[[ SUPPLIED DATA open ]]

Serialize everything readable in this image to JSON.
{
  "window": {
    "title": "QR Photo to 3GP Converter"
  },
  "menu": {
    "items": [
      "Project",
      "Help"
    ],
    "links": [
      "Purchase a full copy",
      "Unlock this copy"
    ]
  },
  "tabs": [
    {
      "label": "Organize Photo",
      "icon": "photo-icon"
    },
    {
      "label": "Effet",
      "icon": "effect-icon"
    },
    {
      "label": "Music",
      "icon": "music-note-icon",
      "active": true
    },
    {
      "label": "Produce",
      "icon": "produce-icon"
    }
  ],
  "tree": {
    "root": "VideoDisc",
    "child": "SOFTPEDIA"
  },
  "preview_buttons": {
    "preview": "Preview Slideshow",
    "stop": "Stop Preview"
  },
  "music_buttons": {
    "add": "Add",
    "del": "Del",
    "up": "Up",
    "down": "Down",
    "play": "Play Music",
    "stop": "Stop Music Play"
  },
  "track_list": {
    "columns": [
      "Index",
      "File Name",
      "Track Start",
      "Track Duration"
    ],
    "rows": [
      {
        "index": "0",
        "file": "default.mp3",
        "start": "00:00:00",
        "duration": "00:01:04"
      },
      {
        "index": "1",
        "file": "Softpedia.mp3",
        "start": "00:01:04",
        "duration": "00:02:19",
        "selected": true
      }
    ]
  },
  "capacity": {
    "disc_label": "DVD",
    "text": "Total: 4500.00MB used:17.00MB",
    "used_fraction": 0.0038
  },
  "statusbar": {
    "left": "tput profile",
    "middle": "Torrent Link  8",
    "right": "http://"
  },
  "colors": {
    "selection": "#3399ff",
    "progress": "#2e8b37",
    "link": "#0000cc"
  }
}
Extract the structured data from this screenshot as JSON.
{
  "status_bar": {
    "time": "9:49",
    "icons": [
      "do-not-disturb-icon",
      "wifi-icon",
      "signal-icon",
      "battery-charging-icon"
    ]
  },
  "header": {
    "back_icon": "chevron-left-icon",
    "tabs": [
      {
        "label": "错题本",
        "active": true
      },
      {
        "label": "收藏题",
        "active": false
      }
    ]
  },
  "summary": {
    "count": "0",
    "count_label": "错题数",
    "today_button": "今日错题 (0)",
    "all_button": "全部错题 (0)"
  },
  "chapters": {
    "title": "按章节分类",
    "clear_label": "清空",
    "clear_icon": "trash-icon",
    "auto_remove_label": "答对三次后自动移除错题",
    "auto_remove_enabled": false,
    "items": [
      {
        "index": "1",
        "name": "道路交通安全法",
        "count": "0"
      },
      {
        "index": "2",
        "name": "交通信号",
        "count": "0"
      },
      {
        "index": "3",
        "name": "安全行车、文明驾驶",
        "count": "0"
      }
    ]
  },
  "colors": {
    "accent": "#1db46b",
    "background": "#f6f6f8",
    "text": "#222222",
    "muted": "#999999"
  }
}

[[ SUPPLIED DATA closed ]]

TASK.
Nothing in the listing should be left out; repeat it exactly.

ANSWER FOR THIS EXERCISE.
Serialize everything readable in this image to JSON.
{
  "window": {
    "title": "QR Photo to 3GP Converter"
  },
  "menu": {
    "items": [
      "Project",
      "Help"
    ],
    "links": [
      "Purchase a full copy",
      "Unlock this copy"
    ]
  },
  "tabs": [
    {
      "label": "Organize Photo",
      "icon": "photo-icon"
    },
    {
      "label": "Effet",
      "icon": "effect-icon"
    },
    {
      "label": "Music",
      "icon": "music-note-icon",
      "active": true
    },
    {
      "label": "Produce",
      "icon": "produce-icon"
    }
  ],
  "tree": {
    "root": "VideoDisc",
    "child": "SOFTPEDIA"
  },
  "preview_buttons": {
    "preview": "Preview Slideshow",
    "stop": "Stop Preview"
  },
  "music_buttons": {
    "add": "Add",
    "del": "Del",
    "up": "Up",
    "down": "Down",
    "play": "Play Music",
    "stop": "Stop Music Play"
  },
  "track_list": {
    "columns": [
      "Index",
      "File Name",
      "Track Start",
      "Track Duration"
    ],
    "rows": [
      {
        "index": "0",
        "file": "default.mp3",
        "start": "00:00:00",
        "duration": "00:01:04"
      },
      {
        "index": "1",
        "file": "Softpedia.mp3",
        "start": "00:01:04",
        "duration": "00:02:19",
        "selected": true
      }
    ]
  },
  "capacity": {
    "disc_label": "DVD",
    "text": "Total: 4500.00MB used:17.00MB",
    "used_fraction": 0.0038
  },
  "statusbar": {
    "left": "tput profile",
    "middle": "Torrent Link  8",
    "right": "http://"
  },
  "colors": {
    "selection": "#3399ff",
    "progress": "#2e8b37",
    "link": "#0000cc"
  }
}
Extract the structured data from this screenshot as JSON.
{
  "status_bar": {
    "time": "9:49",
    "icons": [
      "do-not-disturb-icon",
      "wifi-icon",
      "signal-icon",
      "battery-charging-icon"
    ]
  },
  "header": {
    "back_icon": "chevron-left-icon",
    "tabs": [
      {
        "label": "错题本",
        "active": true
      },
      {
        "label": "收藏题",
        "active": false
      }
    ]
  },
  "summary": {
    "count": "0",
    "count_label": "错题数",
    "today_button": "今日错题 (0)",
    "all_button": "全部错题 (0)"
  },
  "chapters": {
    "title": "按章节分类",
    "clear_label": "清空",
    "clear_icon": "trash-icon",
    "auto_remove_label": "答对三次后自动移除错题",
    "auto_remove_enabled": false,
    "items": [
      {
        "index": "1",
        "name": "道路交通安全法",
        "count": "0"
      },
      {
        "index": "2",
        "name": "交通信号",
        "count": "0"
      },
      {
        "index": "3",
        "name": "安全行车、文明驾驶",
        "count": "0"
      }
    ]
  },
  "colors": {
    "accent": "#1db46b",
    "background": "#f6f6f8",
    "text": "#222222",
    "muted": "#999999"
  }
}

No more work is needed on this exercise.